Longtime 94.1 WIP morning show host Angelo Cataldi doesn’t get to many games due to a brutal schedule that requires him to be in the office around 3 a.m. But on Friday night, he ventured out to the Wells Fargo Center to catch a Flyers game with his son Neil and his twin grandsons, Dylan and Chase.

The game was great — a 6-1 drubbing of the Detroit Red Wings. Hoping to beat the traffic, the Cataldi crew left the area with six minutes remaining. It wasn’t until the sports talker got home that he noticed his car was streaked with the remains of several eggs.

“I parked right under the pole at D1, a hard right from the entrance where they charge you $22 for parking,” Cataldi told The Inquirer. “Obviously, that fee doesn’t include security.”

There haven’t been any reports of egging incidents at recent Flyers games, according to a spokesperson from the Wells Fargo Center, who said they’re not taking the situation lightly.

Cataldi said NBC Sports hockey broadcaster and part-time WIP host Keith Jones suggested that someone must have been targeting the host and knew what his car looked like. But Cataldi suspects he was just the victim of a random act of egg violence.

“I prefer to believe it was a random egging,” Cataldi quipped.

Booger McFarland makes embarrassing slip during Vikings-Seahawks

An unfortunate mistake had Twitter bearing down once again on ESPN’s Booger McFarland.

During the Seahawks’ big win against the Vikings on Monday Night Football, there was a bizarre play where Minnesota scored a touchdown on a pick-six off a ball batted by Seattle quarterback Russell Wilson.

That’s when McFarland stepped into it by mistakenly claiming the Minneapolis Miracle — a last-second touchdown that lifted the Vikings over the Saints during the 2018 playoffs — somehow went against the Vikings:

“These are the type of plays that historically have gone against the Vikings — the Minneapolis Miracle — plays that are fluke plays that went against this team. I’m sure Vikings’ fans are saying, ‘It’s about time we get one of these plays to go our way.’”

Announcers make mistakes, and it’s worth pointing out this is McFarland’s first season in the booth as the sole analyst alongside play-by-play announcer Joe Tessitore.
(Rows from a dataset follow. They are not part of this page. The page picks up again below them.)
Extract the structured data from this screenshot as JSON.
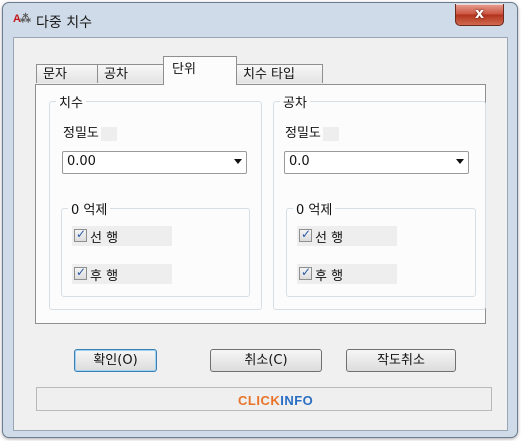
{
  "window": {
    "title": "다중 치수",
    "close_glyph": "x"
  },
  "tabs": [
    {
      "label": "문자",
      "active": false
    },
    {
      "label": "공차",
      "active": false
    },
    {
      "label": "단위",
      "active": true
    },
    {
      "label": "치수 타입",
      "active": false
    }
  ],
  "dimension_group": {
    "title": "치수",
    "precision_label": "정밀도",
    "precision_value": "0.00",
    "suppress_title": "0 억제",
    "leading_label": "선 행",
    "leading_checked": true,
    "trailing_label": "후 행",
    "trailing_checked": true
  },
  "tolerance_group": {
    "title": "공차",
    "precision_label": "정밀도",
    "precision_value": "0.0",
    "suppress_title": "0 억제",
    "leading_label": "선 행",
    "leading_checked": true,
    "trailing_label": "후 행",
    "trailing_checked": true
  },
  "buttons": {
    "ok": "확인(O)",
    "cancel": "취소(C)",
    "cancel_drawing": "작도취소"
  },
  "watermark": {
    "part1": "CLICK",
    "part2": "INFO",
    "color1": "#e8742a",
    "color2": "#2a6fc4"
  },
  "colors": {
    "window_frame": "#cfdbe8",
    "close_button": "#c9523d",
    "checkmark": "#2b5aa8"
  },
  "icons": {
    "app": "autocad-icon",
    "check": "✓"
  }
}
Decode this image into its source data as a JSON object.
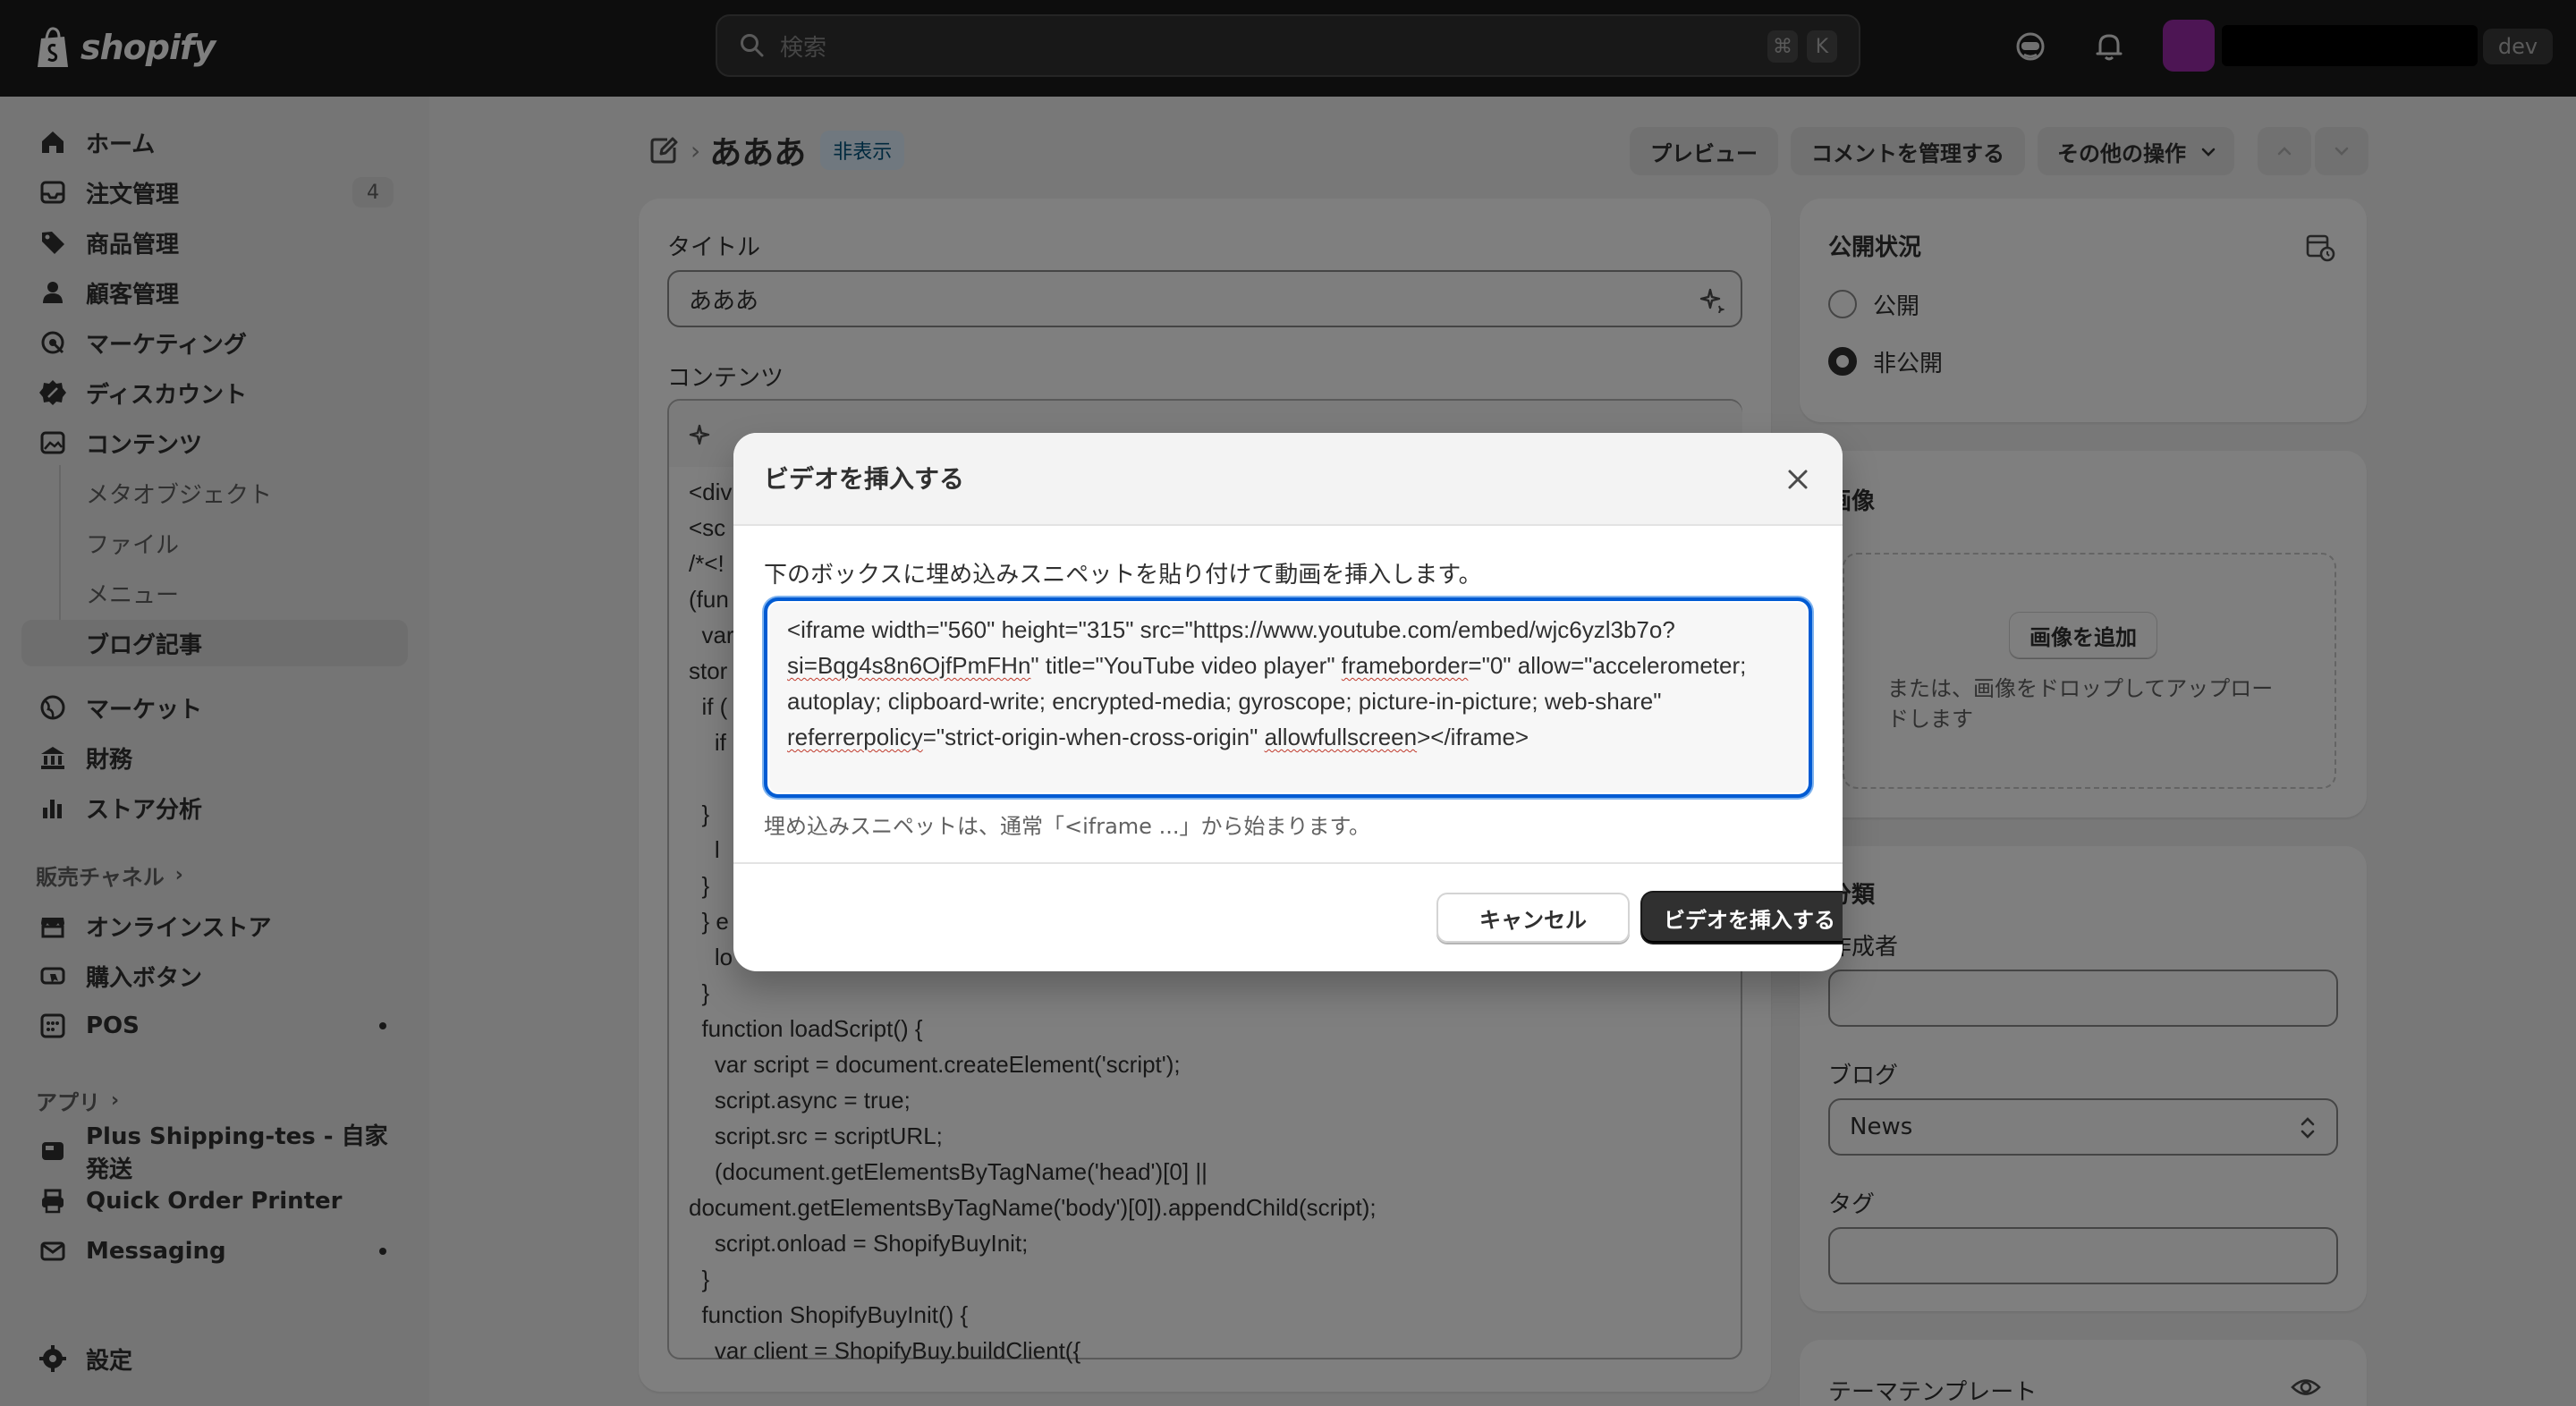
{
  "topbar": {
    "brand": "shopify",
    "search_placeholder": "検索",
    "kbd_cmd": "⌘",
    "kbd_k": "K",
    "dev_label": "dev"
  },
  "sidebar": {
    "items": [
      {
        "label": "ホーム",
        "icon": "home-icon"
      },
      {
        "label": "注文管理",
        "icon": "inbox-icon",
        "count": "4"
      },
      {
        "label": "商品管理",
        "icon": "tag-icon"
      },
      {
        "label": "顧客管理",
        "icon": "person-icon"
      },
      {
        "label": "マーケティング",
        "icon": "target-icon"
      },
      {
        "label": "ディスカウント",
        "icon": "discount-icon"
      },
      {
        "label": "コンテンツ",
        "icon": "image-icon"
      }
    ],
    "content_sub": [
      "メタオブジェクト",
      "ファイル",
      "メニュー",
      "ブログ記事"
    ],
    "items2": [
      {
        "label": "マーケット",
        "icon": "globe-icon"
      },
      {
        "label": "財務",
        "icon": "bank-icon"
      },
      {
        "label": "ストア分析",
        "icon": "chart-icon"
      }
    ],
    "sales_channels_label": "販売チャネル",
    "channels": [
      {
        "label": "オンラインストア",
        "icon": "store-icon"
      },
      {
        "label": "購入ボタン",
        "icon": "buy-button-icon"
      },
      {
        "label": "POS",
        "icon": "pos-icon"
      }
    ],
    "apps_label": "アプリ",
    "apps": [
      {
        "label": "Plus Shipping-tes - 自家発送",
        "icon": "app-icon"
      },
      {
        "label": "Quick Order Printer",
        "icon": "printer-icon"
      },
      {
        "label": "Messaging",
        "icon": "mail-icon"
      }
    ],
    "settings_label": "設定"
  },
  "page": {
    "title": "あああ",
    "status_badge": "非表示",
    "buttons": {
      "preview": "プレビュー",
      "manage_comments": "コメントを管理する",
      "more_actions": "その他の操作"
    }
  },
  "editor": {
    "title_label": "タイトル",
    "title_value": "あああ",
    "content_label": "コンテンツ",
    "code_lines": [
      "<div",
      "<sc",
      "/*<!",
      "(fun",
      "  var",
      "stor",
      "  if (",
      "    if",
      "",
      "  }",
      "    l",
      "  }",
      "  } e",
      "    lo",
      "  }",
      "  function loadScript() {",
      "    var script = document.createElement('script');",
      "    script.async = true;",
      "    script.src = scriptURL;",
      "    (document.getElementsByTagName('head')[0] ||",
      "document.getElementsByTagName('body')[0]).appendChild(script);",
      "    script.onload = ShopifyBuyInit;",
      "  }",
      "  function ShopifyBuyInit() {",
      "    var client = ShopifyBuy.buildClient({"
    ]
  },
  "right": {
    "visibility_title": "公開状況",
    "visibility_options": [
      "公開",
      "非公開"
    ],
    "visibility_selected": "非公開",
    "image_title": "画像",
    "add_image": "画像を追加",
    "drop_hint_1": "または、画像をドロップしてアップロー",
    "drop_hint_2": "ドします",
    "org_title": "分類",
    "author_label": "作成者",
    "blog_label": "ブログ",
    "blog_value": "News",
    "tags_label": "タグ",
    "theme_template_label": "テーマテンプレート"
  },
  "modal": {
    "title": "ビデオを挿入する",
    "description": "下のボックスに埋め込みスニペットを貼り付けて動画を挿入します。",
    "snippet_parts": [
      "<iframe width=\"560\" height=\"315\" src=\"https://www.youtube.com/embed/wjc6yzl3b7o?",
      "si=Bqg4s8n6OjfPmFHn",
      "\" title=\"YouTube video player\" ",
      "frameborder",
      "=\"0\" allow=\"accelerometer; autoplay; clipboard-write; encrypted-media; gyroscope; picture-in-picture; web-share\" ",
      "referrerpolicy",
      "=\"strict-origin-when-cross-origin\" ",
      "allowfullscreen",
      "></iframe>"
    ],
    "help_text": "埋め込みスニペットは、通常「<iframe ...」から始まります。",
    "cancel_label": "キャンセル",
    "submit_label": "ビデオを挿入する"
  },
  "colors": {
    "topbar": "#1a1a1a",
    "primary_button": "#303030",
    "focus_ring": "#005bd3",
    "avatar": "#9b2ba8",
    "status_badge_bg": "#e0f0ff"
  }
}
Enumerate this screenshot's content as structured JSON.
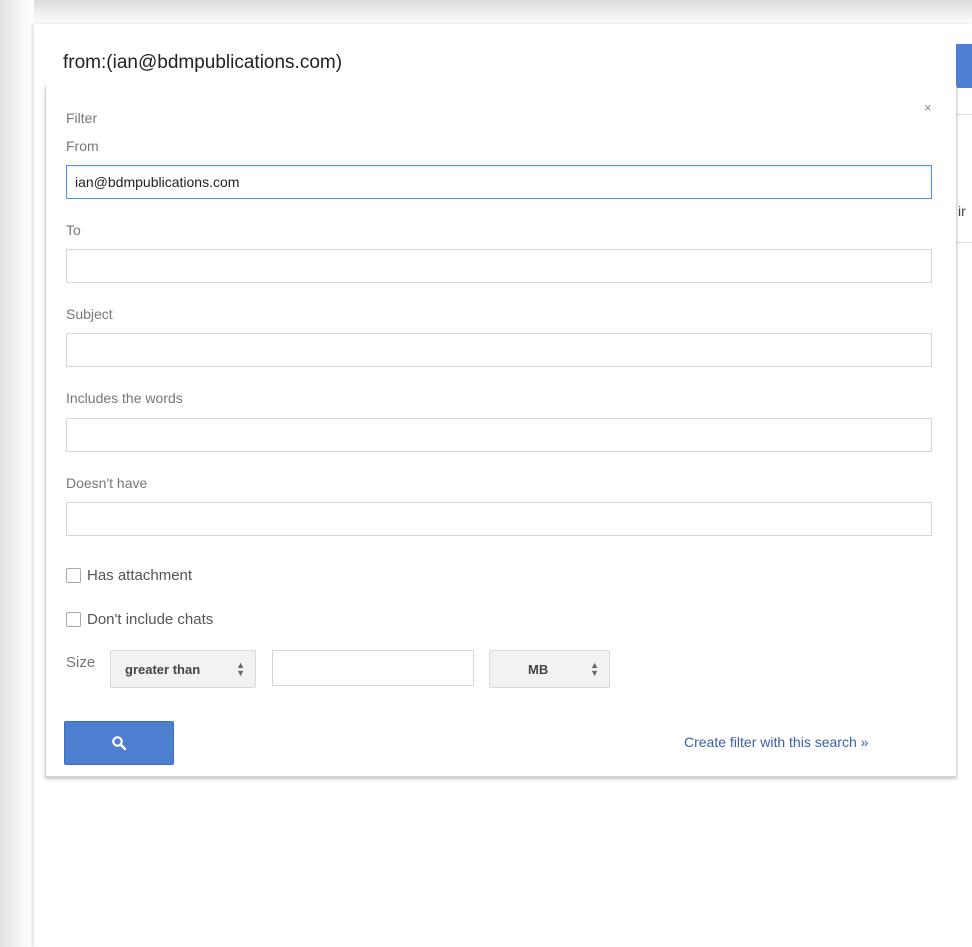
{
  "search": {
    "query": "from:(ian@bdmpublications.com)"
  },
  "background": {
    "partial_text": "ir"
  },
  "filter": {
    "heading": "Filter",
    "close_symbol": "×",
    "from": {
      "label": "From",
      "value": "ian@bdmpublications.com"
    },
    "to": {
      "label": "To",
      "value": ""
    },
    "subject": {
      "label": "Subject",
      "value": ""
    },
    "includes": {
      "label": "Includes the words",
      "value": ""
    },
    "doesnt_have": {
      "label": "Doesn't have",
      "value": ""
    },
    "has_attachment": {
      "label": "Has attachment",
      "checked": false
    },
    "dont_include_chats": {
      "label": "Don't include chats",
      "checked": false
    },
    "size": {
      "label": "Size",
      "comparator": "greater than",
      "value": "",
      "unit": "MB"
    },
    "search_button_icon": "search-icon",
    "create_filter_link": "Create filter with this search »"
  },
  "colors": {
    "accent": "#4d7fd0",
    "link": "#3a5fa8",
    "focus_border": "#4d90fe"
  }
}
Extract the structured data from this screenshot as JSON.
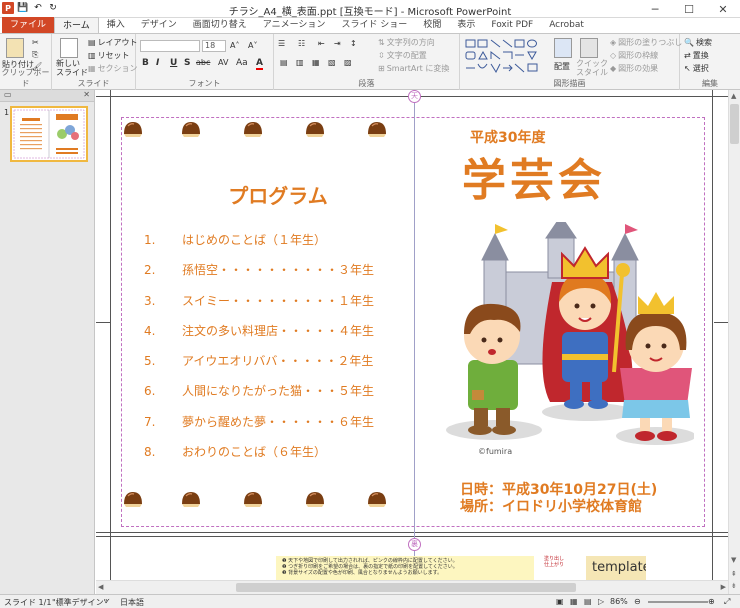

He also jumped on Twitter following the game and apologized to Vikings fans for the flub.

But to Vikings fans, the Minneapolis Miracle is an iconic play fresh in their memory because it happened just two years ago, so naturally McFarland’s comment struck a nerve in the Skol community.

Even Hall of Fame quarterback and current Westwood One announcer Kurt Warner — who called last night’s game alongside Kevin Harland — weighed in:

Criticism is nothing new for the Monday Night Football crew, who were mocked relentlessly last year thanks to Jason Witten’s repeated flubs and McFarland’s “Boogermobile,” which ESPN thankfully scrapped near the end of last season.

Next week, the Eagles will face off against the Giants on Monday Night Football, so we’ll see what Birds fans think of the Tessitore-McFarland combo. Let’s just hope they don’t somehow screw-up the Philly Special.

Quick Hits

• CBS Sports announcer Jim Nantz has an idea I am 100 percent in favor of: Let viewers watch and hear the decision-making on NFL replays from the league’s officiating center in New York.

“I think there ought to be cameras in there so we can watch them make a decision on it,” Nantz said on Sportsnet, according to The Athletic’s Richard Deitsch. “The fans need to know what they are looking at. We show them the replay but we don’t hear what they are saying. It needs to be mic’d and it needs to have cameras in there. This is an entertainment business.”

Deitsch has more about the idea, which apparently several NFL producers are in favor of. Considering the impact in-booth rules analysts have had on NFL broadcasts, this seems like a no-brainer.

• NBC Sunday Night Football executive producer Fred Gaudelli has been involved in five of the NFL’s top 10 plays, selected as part of the league’s 100th anniversary celebration. Speaking to the Los Angeles Times, Gaudelli offered some tidbits about all five, including No. 10 on the list — the aforementioned Philly Special:

“They didn’t practice it in Minneapolis, because they were paranoid someone might see it... Now that it happens, we think: How’s the best way to replay it back? We had to see it in its totality first, so we have a wider shot. Then, we can go to the tighter snap, pitch, throw and catch and the reaction — and a phenomenal shot of [New England defensive coordinator] Matt Patricia."

• Best NFL celebration ever? You be the judge: